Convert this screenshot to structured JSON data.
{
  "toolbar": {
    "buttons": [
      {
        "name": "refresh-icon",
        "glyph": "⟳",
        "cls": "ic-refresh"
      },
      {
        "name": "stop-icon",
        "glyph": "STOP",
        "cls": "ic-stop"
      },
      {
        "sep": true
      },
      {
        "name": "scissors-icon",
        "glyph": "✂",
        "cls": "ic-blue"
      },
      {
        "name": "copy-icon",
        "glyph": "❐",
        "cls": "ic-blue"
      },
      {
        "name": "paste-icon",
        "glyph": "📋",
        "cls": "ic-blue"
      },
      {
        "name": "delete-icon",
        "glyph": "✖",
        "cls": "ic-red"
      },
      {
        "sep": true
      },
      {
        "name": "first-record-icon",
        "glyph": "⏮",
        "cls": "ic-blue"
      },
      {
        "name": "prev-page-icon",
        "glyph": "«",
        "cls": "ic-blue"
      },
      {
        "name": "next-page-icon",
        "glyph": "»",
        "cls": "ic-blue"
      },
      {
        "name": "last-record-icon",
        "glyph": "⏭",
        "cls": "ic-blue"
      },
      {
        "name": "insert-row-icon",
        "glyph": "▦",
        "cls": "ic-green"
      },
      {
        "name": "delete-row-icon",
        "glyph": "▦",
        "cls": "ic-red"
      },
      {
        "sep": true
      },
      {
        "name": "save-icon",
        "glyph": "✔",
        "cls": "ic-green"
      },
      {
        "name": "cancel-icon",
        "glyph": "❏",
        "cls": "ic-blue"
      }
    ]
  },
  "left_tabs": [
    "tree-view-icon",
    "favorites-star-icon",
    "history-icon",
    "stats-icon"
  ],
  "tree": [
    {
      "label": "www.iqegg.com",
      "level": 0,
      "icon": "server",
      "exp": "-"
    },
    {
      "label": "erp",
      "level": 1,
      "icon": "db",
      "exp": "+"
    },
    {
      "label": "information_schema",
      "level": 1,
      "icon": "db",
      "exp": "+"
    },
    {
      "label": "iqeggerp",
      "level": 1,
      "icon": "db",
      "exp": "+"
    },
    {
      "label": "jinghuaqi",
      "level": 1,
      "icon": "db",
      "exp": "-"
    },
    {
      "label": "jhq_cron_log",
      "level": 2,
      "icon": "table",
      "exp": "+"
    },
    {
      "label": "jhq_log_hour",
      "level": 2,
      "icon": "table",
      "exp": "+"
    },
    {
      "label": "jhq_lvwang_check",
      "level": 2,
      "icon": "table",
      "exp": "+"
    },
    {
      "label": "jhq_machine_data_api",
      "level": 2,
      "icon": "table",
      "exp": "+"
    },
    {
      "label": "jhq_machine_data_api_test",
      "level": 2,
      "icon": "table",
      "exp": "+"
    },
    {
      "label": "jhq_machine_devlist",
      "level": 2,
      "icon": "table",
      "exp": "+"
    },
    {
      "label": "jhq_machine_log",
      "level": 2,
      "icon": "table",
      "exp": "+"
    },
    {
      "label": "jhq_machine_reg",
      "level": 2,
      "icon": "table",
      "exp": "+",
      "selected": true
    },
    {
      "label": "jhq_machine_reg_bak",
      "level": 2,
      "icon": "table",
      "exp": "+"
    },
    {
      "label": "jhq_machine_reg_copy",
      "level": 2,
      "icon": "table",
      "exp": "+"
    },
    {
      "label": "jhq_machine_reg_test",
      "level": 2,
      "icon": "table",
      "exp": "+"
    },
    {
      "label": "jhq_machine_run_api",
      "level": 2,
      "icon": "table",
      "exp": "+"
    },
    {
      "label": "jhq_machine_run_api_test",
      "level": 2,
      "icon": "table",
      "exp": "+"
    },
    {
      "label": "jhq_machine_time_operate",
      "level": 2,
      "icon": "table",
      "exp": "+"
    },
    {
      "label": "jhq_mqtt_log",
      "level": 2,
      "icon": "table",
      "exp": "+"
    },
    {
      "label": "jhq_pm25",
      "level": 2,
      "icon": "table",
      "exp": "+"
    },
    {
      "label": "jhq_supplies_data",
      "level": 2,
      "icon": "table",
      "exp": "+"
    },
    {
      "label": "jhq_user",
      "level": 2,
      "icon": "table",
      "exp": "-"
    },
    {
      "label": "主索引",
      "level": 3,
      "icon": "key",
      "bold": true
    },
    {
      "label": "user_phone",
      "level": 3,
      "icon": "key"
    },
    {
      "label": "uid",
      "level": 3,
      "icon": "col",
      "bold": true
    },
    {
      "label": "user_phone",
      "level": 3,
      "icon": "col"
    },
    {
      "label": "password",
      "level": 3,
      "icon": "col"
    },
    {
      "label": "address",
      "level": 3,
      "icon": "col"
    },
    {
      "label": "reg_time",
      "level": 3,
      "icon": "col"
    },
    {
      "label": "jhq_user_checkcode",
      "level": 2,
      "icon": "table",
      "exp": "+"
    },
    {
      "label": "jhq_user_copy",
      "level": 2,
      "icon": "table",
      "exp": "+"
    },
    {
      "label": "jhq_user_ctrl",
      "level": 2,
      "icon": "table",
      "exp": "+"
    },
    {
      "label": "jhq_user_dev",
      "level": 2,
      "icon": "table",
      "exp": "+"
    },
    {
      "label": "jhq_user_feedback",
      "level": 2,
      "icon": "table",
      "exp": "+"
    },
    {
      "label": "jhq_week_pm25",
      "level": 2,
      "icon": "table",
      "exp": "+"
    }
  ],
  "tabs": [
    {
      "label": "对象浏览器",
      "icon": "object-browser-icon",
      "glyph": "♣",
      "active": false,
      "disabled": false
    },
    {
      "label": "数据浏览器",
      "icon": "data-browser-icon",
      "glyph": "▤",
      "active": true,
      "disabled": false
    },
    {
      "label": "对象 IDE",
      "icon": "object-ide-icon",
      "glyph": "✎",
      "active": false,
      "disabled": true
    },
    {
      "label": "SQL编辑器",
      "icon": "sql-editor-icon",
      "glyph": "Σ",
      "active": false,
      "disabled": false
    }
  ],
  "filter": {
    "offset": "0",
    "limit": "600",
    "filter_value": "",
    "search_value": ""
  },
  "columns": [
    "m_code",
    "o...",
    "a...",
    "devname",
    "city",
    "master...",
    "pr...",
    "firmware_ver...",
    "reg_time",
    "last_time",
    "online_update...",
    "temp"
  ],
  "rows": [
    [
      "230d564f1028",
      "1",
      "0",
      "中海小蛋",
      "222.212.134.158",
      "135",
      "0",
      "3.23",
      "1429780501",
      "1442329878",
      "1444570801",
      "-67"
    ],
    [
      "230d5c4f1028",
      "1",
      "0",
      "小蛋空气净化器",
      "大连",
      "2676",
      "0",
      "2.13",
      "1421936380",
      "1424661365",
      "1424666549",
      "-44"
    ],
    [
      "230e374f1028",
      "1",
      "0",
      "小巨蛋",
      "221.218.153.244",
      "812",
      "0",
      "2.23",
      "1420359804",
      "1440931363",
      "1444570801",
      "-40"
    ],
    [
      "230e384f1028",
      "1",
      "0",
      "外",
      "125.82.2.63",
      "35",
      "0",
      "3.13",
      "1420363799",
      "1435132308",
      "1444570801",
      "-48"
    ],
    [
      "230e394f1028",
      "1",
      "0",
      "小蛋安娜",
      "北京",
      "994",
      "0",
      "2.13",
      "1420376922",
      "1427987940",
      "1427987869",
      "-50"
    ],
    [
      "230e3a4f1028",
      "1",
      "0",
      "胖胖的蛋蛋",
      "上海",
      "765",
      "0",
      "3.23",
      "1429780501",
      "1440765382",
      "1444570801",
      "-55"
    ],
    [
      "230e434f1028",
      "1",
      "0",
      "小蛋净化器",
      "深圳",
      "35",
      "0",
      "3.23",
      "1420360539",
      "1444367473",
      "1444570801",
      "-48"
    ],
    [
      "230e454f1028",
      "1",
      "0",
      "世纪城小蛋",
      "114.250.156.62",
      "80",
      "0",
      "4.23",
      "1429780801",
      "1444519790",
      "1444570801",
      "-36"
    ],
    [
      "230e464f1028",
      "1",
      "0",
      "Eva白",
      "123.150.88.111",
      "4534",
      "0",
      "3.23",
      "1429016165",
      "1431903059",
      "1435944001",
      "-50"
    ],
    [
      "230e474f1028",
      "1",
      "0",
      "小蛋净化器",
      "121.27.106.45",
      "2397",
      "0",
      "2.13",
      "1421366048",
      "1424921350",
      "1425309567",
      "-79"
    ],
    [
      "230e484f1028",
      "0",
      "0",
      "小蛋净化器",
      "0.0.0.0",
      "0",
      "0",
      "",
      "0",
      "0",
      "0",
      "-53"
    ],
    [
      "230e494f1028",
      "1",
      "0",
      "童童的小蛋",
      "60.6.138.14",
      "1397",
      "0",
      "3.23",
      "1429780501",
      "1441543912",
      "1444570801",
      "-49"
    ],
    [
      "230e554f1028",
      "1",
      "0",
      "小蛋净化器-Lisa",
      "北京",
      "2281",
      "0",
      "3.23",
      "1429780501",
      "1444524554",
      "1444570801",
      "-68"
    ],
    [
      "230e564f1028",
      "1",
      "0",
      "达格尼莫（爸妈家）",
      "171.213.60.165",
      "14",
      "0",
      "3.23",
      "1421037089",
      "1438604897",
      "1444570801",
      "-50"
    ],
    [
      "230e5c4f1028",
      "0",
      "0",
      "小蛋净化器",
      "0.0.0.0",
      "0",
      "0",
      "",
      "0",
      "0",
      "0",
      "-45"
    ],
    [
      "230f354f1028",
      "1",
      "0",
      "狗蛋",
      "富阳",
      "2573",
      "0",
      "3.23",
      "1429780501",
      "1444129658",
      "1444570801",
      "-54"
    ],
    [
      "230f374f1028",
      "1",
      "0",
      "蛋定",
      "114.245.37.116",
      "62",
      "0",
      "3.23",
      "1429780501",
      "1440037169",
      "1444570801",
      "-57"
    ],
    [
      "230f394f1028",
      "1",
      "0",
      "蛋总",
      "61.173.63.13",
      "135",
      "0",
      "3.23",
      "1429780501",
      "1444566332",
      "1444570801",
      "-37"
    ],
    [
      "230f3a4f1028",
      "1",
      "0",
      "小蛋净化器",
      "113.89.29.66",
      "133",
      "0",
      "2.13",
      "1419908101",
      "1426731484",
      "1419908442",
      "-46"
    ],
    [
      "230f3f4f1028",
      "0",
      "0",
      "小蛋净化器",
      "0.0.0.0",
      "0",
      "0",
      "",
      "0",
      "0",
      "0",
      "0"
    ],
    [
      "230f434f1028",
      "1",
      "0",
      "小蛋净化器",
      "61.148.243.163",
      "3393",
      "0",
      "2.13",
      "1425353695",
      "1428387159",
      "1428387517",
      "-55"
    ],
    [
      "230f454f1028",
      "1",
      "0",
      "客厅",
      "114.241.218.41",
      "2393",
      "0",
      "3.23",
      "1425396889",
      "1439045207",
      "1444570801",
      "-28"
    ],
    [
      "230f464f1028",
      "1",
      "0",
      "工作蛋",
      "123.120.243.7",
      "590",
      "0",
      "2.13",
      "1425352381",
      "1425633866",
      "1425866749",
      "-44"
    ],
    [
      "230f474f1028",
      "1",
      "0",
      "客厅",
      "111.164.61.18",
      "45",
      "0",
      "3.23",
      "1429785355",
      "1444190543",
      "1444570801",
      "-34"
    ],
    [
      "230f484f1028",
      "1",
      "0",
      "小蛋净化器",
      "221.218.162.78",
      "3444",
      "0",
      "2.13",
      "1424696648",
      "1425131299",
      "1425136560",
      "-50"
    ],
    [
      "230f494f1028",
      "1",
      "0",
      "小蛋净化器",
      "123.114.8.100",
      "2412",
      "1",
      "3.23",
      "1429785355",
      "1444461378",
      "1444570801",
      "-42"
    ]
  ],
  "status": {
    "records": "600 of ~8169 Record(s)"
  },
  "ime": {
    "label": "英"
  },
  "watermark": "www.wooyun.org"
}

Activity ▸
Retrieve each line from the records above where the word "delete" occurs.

Exercise solution ▸
        "name": "delete-icon",
        "name": "delete-row-icon",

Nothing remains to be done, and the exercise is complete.